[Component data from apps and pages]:

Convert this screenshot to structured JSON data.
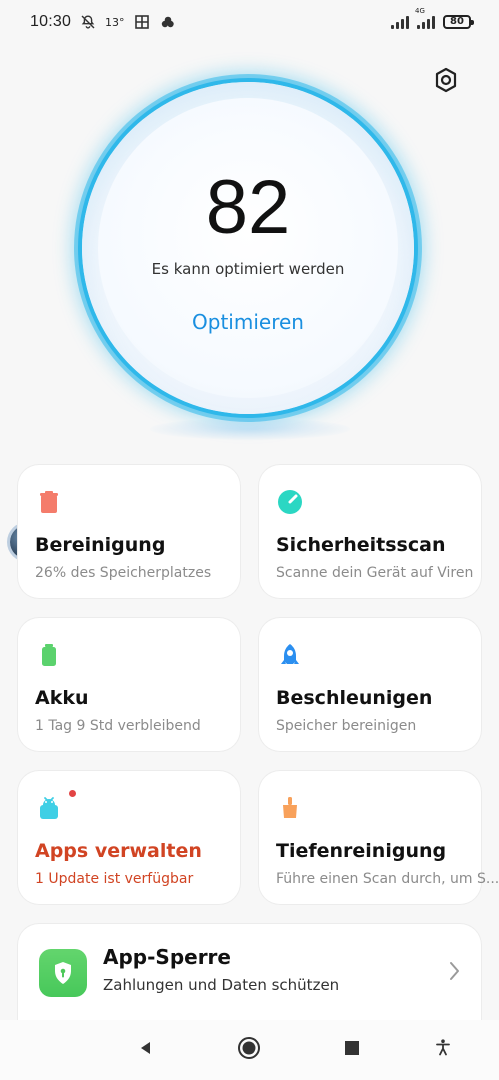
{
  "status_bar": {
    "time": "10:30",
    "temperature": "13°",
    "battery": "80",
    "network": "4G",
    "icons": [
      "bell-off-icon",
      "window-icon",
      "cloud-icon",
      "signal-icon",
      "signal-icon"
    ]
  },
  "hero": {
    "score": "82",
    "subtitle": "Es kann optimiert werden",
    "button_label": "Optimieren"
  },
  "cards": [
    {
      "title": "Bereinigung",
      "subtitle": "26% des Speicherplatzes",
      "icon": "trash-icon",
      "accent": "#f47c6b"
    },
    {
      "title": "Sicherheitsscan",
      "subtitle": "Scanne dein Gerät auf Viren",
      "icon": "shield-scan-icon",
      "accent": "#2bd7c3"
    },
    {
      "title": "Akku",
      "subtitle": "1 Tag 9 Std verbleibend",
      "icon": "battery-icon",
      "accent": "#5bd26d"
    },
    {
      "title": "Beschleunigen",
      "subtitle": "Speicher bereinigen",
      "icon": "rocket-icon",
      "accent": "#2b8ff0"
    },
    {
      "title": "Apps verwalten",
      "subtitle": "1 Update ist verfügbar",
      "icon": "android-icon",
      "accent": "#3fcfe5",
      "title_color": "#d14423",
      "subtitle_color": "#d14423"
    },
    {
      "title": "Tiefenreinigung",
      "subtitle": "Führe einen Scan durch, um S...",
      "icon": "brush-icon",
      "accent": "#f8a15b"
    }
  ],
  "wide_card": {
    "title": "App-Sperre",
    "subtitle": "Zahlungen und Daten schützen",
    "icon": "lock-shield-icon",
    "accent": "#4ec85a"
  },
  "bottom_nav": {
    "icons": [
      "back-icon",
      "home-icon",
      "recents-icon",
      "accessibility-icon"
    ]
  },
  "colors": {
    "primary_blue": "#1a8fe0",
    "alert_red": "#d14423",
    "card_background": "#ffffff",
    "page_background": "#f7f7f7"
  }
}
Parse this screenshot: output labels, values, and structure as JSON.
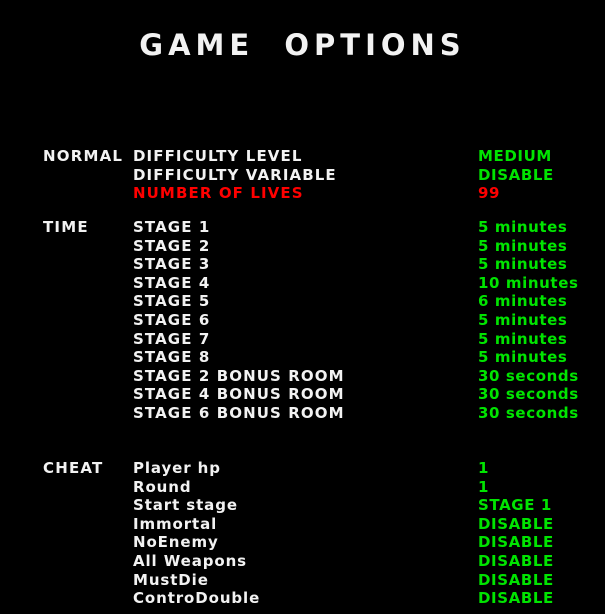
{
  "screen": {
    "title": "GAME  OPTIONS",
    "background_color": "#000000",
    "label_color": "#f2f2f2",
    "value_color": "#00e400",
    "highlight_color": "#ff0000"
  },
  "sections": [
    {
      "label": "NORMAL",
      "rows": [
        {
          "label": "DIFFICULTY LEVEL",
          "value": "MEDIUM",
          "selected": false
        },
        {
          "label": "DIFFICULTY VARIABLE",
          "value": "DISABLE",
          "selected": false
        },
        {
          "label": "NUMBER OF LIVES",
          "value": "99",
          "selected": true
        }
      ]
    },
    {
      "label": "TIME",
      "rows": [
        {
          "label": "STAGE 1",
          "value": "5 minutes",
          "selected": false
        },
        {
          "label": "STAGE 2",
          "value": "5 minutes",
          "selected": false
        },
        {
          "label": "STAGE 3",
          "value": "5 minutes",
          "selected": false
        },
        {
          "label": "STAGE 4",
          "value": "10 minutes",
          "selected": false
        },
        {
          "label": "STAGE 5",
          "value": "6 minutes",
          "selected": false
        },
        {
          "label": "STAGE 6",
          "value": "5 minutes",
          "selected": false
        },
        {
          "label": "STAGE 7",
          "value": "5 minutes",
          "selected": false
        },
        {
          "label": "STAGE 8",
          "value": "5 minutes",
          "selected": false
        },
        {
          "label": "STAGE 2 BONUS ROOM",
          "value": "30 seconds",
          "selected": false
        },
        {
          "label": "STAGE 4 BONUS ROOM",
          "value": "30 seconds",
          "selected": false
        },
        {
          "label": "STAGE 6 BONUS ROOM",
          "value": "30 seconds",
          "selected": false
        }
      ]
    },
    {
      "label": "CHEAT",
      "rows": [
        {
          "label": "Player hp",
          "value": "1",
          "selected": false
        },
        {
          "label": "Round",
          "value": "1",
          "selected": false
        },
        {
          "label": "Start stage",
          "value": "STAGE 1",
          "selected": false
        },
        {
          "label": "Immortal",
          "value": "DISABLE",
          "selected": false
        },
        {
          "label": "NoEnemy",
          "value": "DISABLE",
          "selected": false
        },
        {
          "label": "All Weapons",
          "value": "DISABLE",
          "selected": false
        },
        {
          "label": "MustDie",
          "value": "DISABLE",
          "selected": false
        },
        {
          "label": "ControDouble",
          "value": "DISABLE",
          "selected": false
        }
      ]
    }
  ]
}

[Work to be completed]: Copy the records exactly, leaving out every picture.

[Response to the exercise]:
Convert this screenshot to structured JSON data.
{
  "status_bar": {
    "time": "10:30",
    "temperature": "13°",
    "battery": "80",
    "network": "4G",
    "icons": [
      "bell-off-icon",
      "window-icon",
      "cloud-icon",
      "signal-icon",
      "signal-icon"
    ]
  },
  "hero": {
    "score": "82",
    "subtitle": "Es kann optimiert werden",
    "button_label": "Optimieren"
  },
  "cards": [
    {
      "title": "Bereinigung",
      "subtitle": "26% des Speicherplatzes",
      "icon": "trash-icon",
      "accent": "#f47c6b"
    },
    {
      "title": "Sicherheitsscan",
      "subtitle": "Scanne dein Gerät auf Viren",
      "icon": "shield-scan-icon",
      "accent": "#2bd7c3"
    },
    {
      "title": "Akku",
      "subtitle": "1 Tag 9 Std verbleibend",
      "icon": "battery-icon",
      "accent": "#5bd26d"
    },
    {
      "title": "Beschleunigen",
      "subtitle": "Speicher bereinigen",
      "icon": "rocket-icon",
      "accent": "#2b8ff0"
    },
    {
      "title": "Apps verwalten",
      "subtitle": "1 Update ist verfügbar",
      "icon": "android-icon",
      "accent": "#3fcfe5",
      "title_color": "#d14423",
      "subtitle_color": "#d14423"
    },
    {
      "title": "Tiefenreinigung",
      "subtitle": "Führe einen Scan durch, um S...",
      "icon": "brush-icon",
      "accent": "#f8a15b"
    }
  ],
  "wide_card": {
    "title": "App-Sperre",
    "subtitle": "Zahlungen und Daten schützen",
    "icon": "lock-shield-icon",
    "accent": "#4ec85a"
  },
  "bottom_nav": {
    "icons": [
      "back-icon",
      "home-icon",
      "recents-icon",
      "accessibility-icon"
    ]
  },
  "colors": {
    "primary_blue": "#1a8fe0",
    "alert_red": "#d14423",
    "card_background": "#ffffff",
    "page_background": "#f7f7f7"
  }
}
Parse this screenshot: output labels, values, and structure as JSON.
{
  "screen": {
    "title": "GAME  OPTIONS",
    "background_color": "#000000",
    "label_color": "#f2f2f2",
    "value_color": "#00e400",
    "highlight_color": "#ff0000"
  },
  "sections": [
    {
      "label": "NORMAL",
      "rows": [
        {
          "label": "DIFFICULTY LEVEL",
          "value": "MEDIUM",
          "selected": false
        },
        {
          "label": "DIFFICULTY VARIABLE",
          "value": "DISABLE",
          "selected": false
        },
        {
          "label": "NUMBER OF LIVES",
          "value": "99",
          "selected": true
        }
      ]
    },
    {
      "label": "TIME",
      "rows": [
        {
          "label": "STAGE 1",
          "value": "5 minutes",
          "selected": false
        },
        {
          "label": "STAGE 2",
          "value": "5 minutes",
          "selected": false
        },
        {
          "label": "STAGE 3",
          "value": "5 minutes",
          "selected": false
        },
        {
          "label": "STAGE 4",
          "value": "10 minutes",
          "selected": false
        },
        {
          "label": "STAGE 5",
          "value": "6 minutes",
          "selected": false
        },
        {
          "label": "STAGE 6",
          "value": "5 minutes",
          "selected": false
        },
        {
          "label": "STAGE 7",
          "value": "5 minutes",
          "selected": false
        },
        {
          "label": "STAGE 8",
          "value": "5 minutes",
          "selected": false
        },
        {
          "label": "STAGE 2 BONUS ROOM",
          "value": "30 seconds",
          "selected": false
        },
        {
          "label": "STAGE 4 BONUS ROOM",
          "value": "30 seconds",
          "selected": false
        },
        {
          "label": "STAGE 6 BONUS ROOM",
          "value": "30 seconds",
          "selected": false
        }
      ]
    },
    {
      "label": "CHEAT",
      "rows": [
        {
          "label": "Player hp",
          "value": "1",
          "selected": false
        },
        {
          "label": "Round",
          "value": "1",
          "selected": false
        },
        {
          "label": "Start stage",
          "value": "STAGE 1",
          "selected": false
        },
        {
          "label": "Immortal",
          "value": "DISABLE",
          "selected": false
        },
        {
          "label": "NoEnemy",
          "value": "DISABLE",
          "selected": false
        },
        {
          "label": "All Weapons",
          "value": "DISABLE",
          "selected": false
        },
        {
          "label": "MustDie",
          "value": "DISABLE",
          "selected": false
        },
        {
          "label": "ControDouble",
          "value": "DISABLE",
          "selected": false
        }
      ]
    }
  ]
}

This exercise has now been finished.